◆ Task objective:
Wherever an image appears in the data, omit it and copy all the remaining text word for word.

Start of Data for this task

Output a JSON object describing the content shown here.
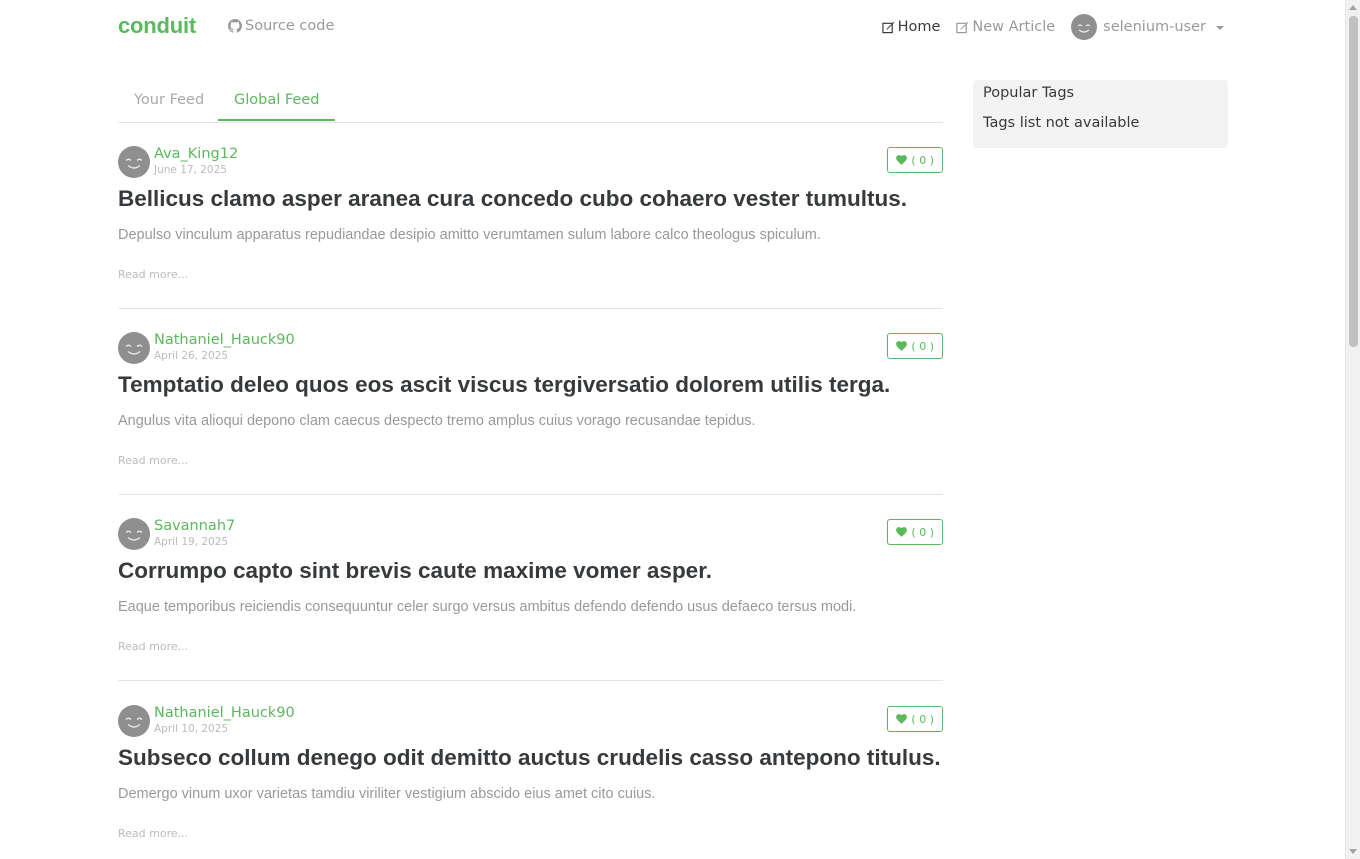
{
  "navbar": {
    "brand": "conduit",
    "source_code": "Source code",
    "home": "Home",
    "new_article": "New Article",
    "username": "selenium-user"
  },
  "feed_tabs": {
    "your_feed": "Your Feed",
    "global_feed": "Global Feed"
  },
  "articles": [
    {
      "author": "Ava_King12",
      "date": "June 17, 2025",
      "favorites": "( 0 )",
      "title": "Bellicus clamo asper aranea cura concedo cubo cohaero vester tumultus.",
      "description": "Depulso vinculum apparatus repudiandae desipio amitto verumtamen sulum labore calco theologus spiculum.",
      "read_more": "Read more..."
    },
    {
      "author": "Nathaniel_Hauck90",
      "date": "April 26, 2025",
      "favorites": "( 0 )",
      "title": "Temptatio deleo quos eos ascit viscus tergiversatio dolorem utilis terga.",
      "description": "Angulus vita alioqui depono clam caecus despecto tremo amplus cuius vorago recusandae tepidus.",
      "read_more": "Read more..."
    },
    {
      "author": "Savannah7",
      "date": "April 19, 2025",
      "favorites": "( 0 )",
      "title": "Corrumpo capto sint brevis caute maxime vomer asper.",
      "description": "Eaque temporibus reiciendis consequuntur celer surgo versus ambitus defendo defendo usus defaeco tersus modi.",
      "read_more": "Read more..."
    },
    {
      "author": "Nathaniel_Hauck90",
      "date": "April 10, 2025",
      "favorites": "( 0 )",
      "title": "Subseco collum denego odit demitto auctus crudelis casso antepono titulus.",
      "description": "Demergo vinum uxor varietas tamdiu viriliter vestigium abscido eius amet cito cuius.",
      "read_more": "Read more..."
    }
  ],
  "sidebar": {
    "title": "Popular Tags",
    "empty_text": "Tags list not available"
  },
  "colors": {
    "brand": "#5cb85c",
    "text": "#373a3c",
    "muted": "#999999",
    "sidebar_bg": "#f3f3f3"
  }
}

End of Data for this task

◆ Exercise answer:
Output a JSON object describing the content shown here.
{
  "navbar": {
    "brand": "conduit",
    "source_code": "Source code",
    "home": "Home",
    "new_article": "New Article",
    "username": "selenium-user"
  },
  "feed_tabs": {
    "your_feed": "Your Feed",
    "global_feed": "Global Feed"
  },
  "articles": [
    {
      "author": "Ava_King12",
      "date": "June 17, 2025",
      "favorites": "( 0 )",
      "title": "Bellicus clamo asper aranea cura concedo cubo cohaero vester tumultus.",
      "description": "Depulso vinculum apparatus repudiandae desipio amitto verumtamen sulum labore calco theologus spiculum.",
      "read_more": "Read more..."
    },
    {
      "author": "Nathaniel_Hauck90",
      "date": "April 26, 2025",
      "favorites": "( 0 )",
      "title": "Temptatio deleo quos eos ascit viscus tergiversatio dolorem utilis terga.",
      "description": "Angulus vita alioqui depono clam caecus despecto tremo amplus cuius vorago recusandae tepidus.",
      "read_more": "Read more..."
    },
    {
      "author": "Savannah7",
      "date": "April 19, 2025",
      "favorites": "( 0 )",
      "title": "Corrumpo capto sint brevis caute maxime vomer asper.",
      "description": "Eaque temporibus reiciendis consequuntur celer surgo versus ambitus defendo defendo usus defaeco tersus modi.",
      "read_more": "Read more..."
    },
    {
      "author": "Nathaniel_Hauck90",
      "date": "April 10, 2025",
      "favorites": "( 0 )",
      "title": "Subseco collum denego odit demitto auctus crudelis casso antepono titulus.",
      "description": "Demergo vinum uxor varietas tamdiu viriliter vestigium abscido eius amet cito cuius.",
      "read_more": "Read more..."
    }
  ],
  "sidebar": {
    "title": "Popular Tags",
    "empty_text": "Tags list not available"
  },
  "colors": {
    "brand": "#5cb85c",
    "text": "#373a3c",
    "muted": "#999999",
    "sidebar_bg": "#f3f3f3"
  }
}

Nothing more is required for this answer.